According to a Pew Foundation study, 64% of tablet owners access news on their devices. If you look at the time-of-day pattern of online news readership across devices you see that searches for news are concentrated during the working day. On mobile phones, news reading is spread out across the day. Tablet use, on the other hand. peaks in the  morning and evening hours. This is because tablets, unlike phones and computers, are primary used for leisure-time reading. Newspapers have to develop a strategy for maintaining continuity and contact with their readers as they move across devices.

A few weeks ago Jeff Bezos signed onto his Amazon account. The message he saw said “Based on your recent purchases, we recommend the New York Times, The LA Times and the Chicago Tribune.” How long do you think it will be before all Post subscribers get a Kindle? I would say less than a year. (Note: the Kindles now sell for under $100 and the cost of a yearly subscription to the paper version of the Washington Post is $350 per year.)

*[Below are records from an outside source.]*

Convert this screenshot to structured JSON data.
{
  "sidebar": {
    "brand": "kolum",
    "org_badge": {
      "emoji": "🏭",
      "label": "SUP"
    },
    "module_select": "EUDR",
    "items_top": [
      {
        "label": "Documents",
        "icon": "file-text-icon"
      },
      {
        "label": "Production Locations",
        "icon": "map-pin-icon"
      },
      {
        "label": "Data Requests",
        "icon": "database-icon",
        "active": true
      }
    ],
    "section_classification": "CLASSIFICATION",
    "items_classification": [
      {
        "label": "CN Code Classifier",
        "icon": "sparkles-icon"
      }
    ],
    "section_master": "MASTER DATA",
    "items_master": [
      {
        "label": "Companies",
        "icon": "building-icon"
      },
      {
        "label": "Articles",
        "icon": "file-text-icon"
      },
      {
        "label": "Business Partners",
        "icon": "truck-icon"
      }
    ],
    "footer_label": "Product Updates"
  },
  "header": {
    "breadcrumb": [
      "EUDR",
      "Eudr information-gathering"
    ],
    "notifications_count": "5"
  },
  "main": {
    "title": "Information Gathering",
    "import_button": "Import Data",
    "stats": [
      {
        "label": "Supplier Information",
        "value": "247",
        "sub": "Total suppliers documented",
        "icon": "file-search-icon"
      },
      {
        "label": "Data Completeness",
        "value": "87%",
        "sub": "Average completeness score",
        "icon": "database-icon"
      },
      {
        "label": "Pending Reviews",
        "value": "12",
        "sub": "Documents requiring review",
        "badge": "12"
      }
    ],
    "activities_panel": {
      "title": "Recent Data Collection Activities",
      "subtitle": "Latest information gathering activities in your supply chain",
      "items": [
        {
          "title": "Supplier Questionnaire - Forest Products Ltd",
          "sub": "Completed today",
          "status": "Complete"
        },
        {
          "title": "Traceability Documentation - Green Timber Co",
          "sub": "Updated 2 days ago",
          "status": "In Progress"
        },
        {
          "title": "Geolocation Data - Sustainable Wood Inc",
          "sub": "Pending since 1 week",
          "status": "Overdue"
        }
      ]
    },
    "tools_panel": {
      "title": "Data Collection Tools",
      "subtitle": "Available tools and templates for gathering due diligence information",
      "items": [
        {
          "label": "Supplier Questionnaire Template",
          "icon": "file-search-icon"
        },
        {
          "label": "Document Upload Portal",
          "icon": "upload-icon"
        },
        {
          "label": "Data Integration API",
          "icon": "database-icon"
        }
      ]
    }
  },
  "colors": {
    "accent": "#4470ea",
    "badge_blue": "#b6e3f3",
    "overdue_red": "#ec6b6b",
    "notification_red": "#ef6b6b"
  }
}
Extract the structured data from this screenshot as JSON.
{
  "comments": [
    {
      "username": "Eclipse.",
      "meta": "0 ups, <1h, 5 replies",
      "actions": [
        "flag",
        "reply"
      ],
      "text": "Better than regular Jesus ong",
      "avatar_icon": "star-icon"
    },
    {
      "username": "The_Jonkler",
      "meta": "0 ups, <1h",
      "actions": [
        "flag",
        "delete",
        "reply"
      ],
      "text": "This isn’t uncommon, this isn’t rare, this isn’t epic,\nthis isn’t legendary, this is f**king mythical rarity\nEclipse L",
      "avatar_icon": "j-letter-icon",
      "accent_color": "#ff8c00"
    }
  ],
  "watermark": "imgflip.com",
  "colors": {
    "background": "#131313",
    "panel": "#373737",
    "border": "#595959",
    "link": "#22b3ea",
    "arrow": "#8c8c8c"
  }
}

8. The fundamental challenge facing newspapers is to increase the time people spend on their content

More time reading the newspaper online translates into more online ad revenue. Doing this requires two things: capturing the user interest during the day by reporting fresh and interesting news, and encouraging readers to follow up later on when they have the time to devote to a more in-depth analysis.

Encouraging  readers to scan the headlines, the sports scores, and the finance pages to locate the stories they are interested in will ultimately lead to more engaged readers. Those quick glances during the day can translate into loyal readers and increased revenues later on if, and only if, the newspapers can satisfy both the demand for timely reporting along with the demand for in-depth analysis of the news stories of the day.


These are some of the challenges facing newspapers in the coming years. To solve these problems will require creative new ideas and continuous experimentation and innovation.

This is why Google has asked the committee to find innovative Italian journalists working in the online media and award the prize money to them. You will hear more about this in a moment. Google has also decided to match the amount of the prize money and donate it to the Walter Tobagi School of Journalism to train students with the goal of experimenting and innovating in this area.

(photo via)